Also, our study confirmed much of the results of a study conducted by Seifert et al. 2001 who studied the topological and histological patterns of the pterygium. In their study, they proved histologically the presence a narrow strip of newly formed layer of pathological pterygium stroma lying between the corneal epithelium and the Bowman’s membrane beyond the end of the pterygium boundaries, and this finding was also clearly demonstrated in our study.
In the current study, we confirmed the presence of the lobes of pterygium stromal tissue that projected sideways from the continuous base of the pterygium, a pattern that was described also by Seifert et al. 2001 (Seifert et al. 2001).
In our study, we showed that at the extreme superior and inferior periphery of the wing of the pterygium, there were satellites of pterygium masses beyond the apparent peripheral end of the lesion like the pterygium masses described before around the corneal tip of the pterygium. Therefore, we assumed that the excision of the pterygium with a large safety margin at the conjunctival or the corneal sides of the pterygium mass may lead to a change in incidence of recorded recurrence rates attributable to removal of the nonclinically seen pterygium tissue. This suggestion was also recommended by Seifert et al. (Seifert et al. 2001) in their topological and histological study about pterygium and by Hirst (2008) who showed that there was a higher incidence of recurrence in conservative surgical approaches of pterygium removal and lower in the aggressive extended surgical ones.
It is well known that a recurrent pterygium is more difficult to control, and various treatment modalities have been proposed (Fallah et al. 2008; Hirst 2009). Using SD-OCT for the evaluation of recurrent pterygium in this study, we were able to show that the tongue-like mass of the pterygium was more advanced beneath the corneal epithelium, a view that may explain the difficulty of managing and the high incidence of repeated recurrences after recurrent pterygium surgery. The broad explanation for this is that we only see and remove the tip of the iceberg and not the whole one.

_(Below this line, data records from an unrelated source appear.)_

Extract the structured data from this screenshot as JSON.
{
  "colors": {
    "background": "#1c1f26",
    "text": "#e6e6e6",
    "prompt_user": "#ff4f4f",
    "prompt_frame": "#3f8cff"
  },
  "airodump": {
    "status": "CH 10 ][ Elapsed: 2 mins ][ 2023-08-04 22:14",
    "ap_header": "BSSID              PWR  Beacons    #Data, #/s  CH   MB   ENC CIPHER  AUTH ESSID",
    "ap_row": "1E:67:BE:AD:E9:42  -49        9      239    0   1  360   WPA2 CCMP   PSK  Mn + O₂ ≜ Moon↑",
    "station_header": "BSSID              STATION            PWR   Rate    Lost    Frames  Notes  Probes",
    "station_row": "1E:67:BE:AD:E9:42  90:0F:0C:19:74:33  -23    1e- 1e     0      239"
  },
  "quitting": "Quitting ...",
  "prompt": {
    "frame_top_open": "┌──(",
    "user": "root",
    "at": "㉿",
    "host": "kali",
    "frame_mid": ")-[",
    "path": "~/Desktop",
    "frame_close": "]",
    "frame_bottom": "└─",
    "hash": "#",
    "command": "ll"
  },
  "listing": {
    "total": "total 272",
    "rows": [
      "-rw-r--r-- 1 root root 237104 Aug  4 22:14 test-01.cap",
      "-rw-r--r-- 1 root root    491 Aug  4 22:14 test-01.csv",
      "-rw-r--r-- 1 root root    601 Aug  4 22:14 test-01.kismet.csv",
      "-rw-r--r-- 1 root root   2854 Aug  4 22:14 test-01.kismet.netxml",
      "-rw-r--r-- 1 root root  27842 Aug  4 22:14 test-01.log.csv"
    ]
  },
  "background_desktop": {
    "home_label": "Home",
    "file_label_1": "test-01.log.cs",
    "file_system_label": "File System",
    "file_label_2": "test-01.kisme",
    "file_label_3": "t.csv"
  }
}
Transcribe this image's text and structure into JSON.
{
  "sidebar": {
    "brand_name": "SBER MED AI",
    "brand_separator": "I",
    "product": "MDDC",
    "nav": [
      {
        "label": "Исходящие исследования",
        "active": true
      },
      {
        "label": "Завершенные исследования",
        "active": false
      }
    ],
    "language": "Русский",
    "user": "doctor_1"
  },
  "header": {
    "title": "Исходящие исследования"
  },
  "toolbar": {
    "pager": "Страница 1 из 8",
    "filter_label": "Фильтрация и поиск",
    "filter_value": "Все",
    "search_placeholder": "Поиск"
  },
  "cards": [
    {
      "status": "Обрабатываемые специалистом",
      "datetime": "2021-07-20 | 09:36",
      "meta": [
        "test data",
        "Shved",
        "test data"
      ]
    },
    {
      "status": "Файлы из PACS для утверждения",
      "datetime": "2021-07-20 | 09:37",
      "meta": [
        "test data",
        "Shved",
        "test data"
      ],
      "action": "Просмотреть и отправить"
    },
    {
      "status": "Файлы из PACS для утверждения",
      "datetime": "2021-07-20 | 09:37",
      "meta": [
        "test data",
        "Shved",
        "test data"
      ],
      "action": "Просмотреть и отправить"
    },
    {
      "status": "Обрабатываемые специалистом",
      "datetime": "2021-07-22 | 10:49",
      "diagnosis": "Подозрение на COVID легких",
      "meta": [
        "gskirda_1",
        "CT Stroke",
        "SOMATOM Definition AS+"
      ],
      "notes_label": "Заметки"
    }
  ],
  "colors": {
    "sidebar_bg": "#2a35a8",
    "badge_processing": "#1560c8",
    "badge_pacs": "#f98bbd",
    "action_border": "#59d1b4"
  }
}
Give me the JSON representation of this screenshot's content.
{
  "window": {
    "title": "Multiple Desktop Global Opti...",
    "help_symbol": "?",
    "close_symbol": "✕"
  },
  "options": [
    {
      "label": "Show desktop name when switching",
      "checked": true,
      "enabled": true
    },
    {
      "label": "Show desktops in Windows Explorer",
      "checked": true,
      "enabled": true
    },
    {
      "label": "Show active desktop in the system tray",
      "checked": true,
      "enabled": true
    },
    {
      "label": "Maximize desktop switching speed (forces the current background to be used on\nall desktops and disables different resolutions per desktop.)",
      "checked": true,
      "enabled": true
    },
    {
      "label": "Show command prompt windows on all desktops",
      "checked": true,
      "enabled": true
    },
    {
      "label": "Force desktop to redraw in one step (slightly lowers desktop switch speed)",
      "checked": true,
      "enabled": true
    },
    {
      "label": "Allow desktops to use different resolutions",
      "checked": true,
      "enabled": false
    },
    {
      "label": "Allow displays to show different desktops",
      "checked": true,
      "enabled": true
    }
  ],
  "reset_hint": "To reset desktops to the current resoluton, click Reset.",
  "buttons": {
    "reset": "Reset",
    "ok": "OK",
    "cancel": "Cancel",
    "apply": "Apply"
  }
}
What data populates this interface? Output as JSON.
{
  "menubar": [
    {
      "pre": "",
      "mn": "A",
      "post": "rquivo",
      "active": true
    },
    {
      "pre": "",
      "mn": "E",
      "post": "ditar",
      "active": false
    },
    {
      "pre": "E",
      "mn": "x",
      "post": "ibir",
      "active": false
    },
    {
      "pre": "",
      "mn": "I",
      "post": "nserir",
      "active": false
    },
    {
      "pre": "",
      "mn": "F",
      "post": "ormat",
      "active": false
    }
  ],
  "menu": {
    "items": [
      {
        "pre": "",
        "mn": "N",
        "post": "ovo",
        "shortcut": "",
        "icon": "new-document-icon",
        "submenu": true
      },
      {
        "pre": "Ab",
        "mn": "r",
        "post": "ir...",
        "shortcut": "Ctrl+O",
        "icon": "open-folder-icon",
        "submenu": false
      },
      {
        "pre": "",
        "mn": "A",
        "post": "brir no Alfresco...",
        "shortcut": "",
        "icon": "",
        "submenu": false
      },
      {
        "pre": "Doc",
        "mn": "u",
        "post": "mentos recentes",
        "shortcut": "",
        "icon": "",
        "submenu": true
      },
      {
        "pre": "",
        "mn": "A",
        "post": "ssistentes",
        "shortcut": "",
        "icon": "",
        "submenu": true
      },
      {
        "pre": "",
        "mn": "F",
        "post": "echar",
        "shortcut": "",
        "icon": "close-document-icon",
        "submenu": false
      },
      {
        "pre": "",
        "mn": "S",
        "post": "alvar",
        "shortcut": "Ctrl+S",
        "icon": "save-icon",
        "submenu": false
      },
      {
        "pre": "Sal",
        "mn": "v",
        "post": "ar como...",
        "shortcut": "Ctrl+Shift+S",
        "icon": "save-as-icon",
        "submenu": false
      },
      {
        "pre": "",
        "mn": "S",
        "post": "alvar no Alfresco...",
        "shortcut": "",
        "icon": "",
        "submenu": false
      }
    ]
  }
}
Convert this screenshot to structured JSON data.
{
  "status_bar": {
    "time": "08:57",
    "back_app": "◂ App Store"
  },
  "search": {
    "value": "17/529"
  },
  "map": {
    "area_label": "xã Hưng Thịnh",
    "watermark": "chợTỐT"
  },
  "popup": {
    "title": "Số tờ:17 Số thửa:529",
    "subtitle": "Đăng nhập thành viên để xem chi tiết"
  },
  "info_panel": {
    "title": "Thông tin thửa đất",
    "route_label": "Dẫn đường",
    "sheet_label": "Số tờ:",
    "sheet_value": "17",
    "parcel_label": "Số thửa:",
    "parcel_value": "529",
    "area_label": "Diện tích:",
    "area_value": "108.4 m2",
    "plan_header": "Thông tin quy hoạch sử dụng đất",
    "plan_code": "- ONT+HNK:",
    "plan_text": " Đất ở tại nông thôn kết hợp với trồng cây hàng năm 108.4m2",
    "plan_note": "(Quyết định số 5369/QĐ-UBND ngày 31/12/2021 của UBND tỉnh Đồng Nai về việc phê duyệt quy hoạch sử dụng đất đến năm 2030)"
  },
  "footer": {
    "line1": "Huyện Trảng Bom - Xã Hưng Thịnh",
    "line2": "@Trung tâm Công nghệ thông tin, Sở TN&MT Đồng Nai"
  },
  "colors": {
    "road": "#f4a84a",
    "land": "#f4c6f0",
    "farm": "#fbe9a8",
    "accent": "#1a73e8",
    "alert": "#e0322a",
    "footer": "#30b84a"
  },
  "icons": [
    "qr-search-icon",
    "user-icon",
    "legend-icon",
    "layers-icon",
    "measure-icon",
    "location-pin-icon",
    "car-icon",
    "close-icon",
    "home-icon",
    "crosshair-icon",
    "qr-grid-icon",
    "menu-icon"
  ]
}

SD-OCT immediately performed after excision of the primary pterygium using the bare sclera technique revealed multiple remnants on its corneal and conjunctival sides, and this may elucidate the importance of smoothening of the corneal and conjunctival sides after excision of the pterygium (Helal et al. 1996; Hirst 2008, 2009) Although we did not use SD-OCT for evaluating the corneal surface after different pterygium excision techniques, this could lead us to do such study in the future.
The use of anterior segment SD-OCT provided us with high-resolution images of the cornea and the pterygium and helped us to understand more about the anatomical relationship between the corneal tissues and the pterygium mass and the morphological similarity between the pinguecula and the pterygium.
Also, the use of this new modality of imaging may help to decrease the current recurrence rates after pterygium excision through using the anterior segment SD-OCT in the evaluation of these lesions. In the future, the use of a hand-held anterior segment SD-OCT will be of great help during performing anterior segment surgeries including pterygium excision through giving a real-time in vivo imaging to ensure total removal of this lesion (Maldonado et al. 2010; Vinekar et al. 2010).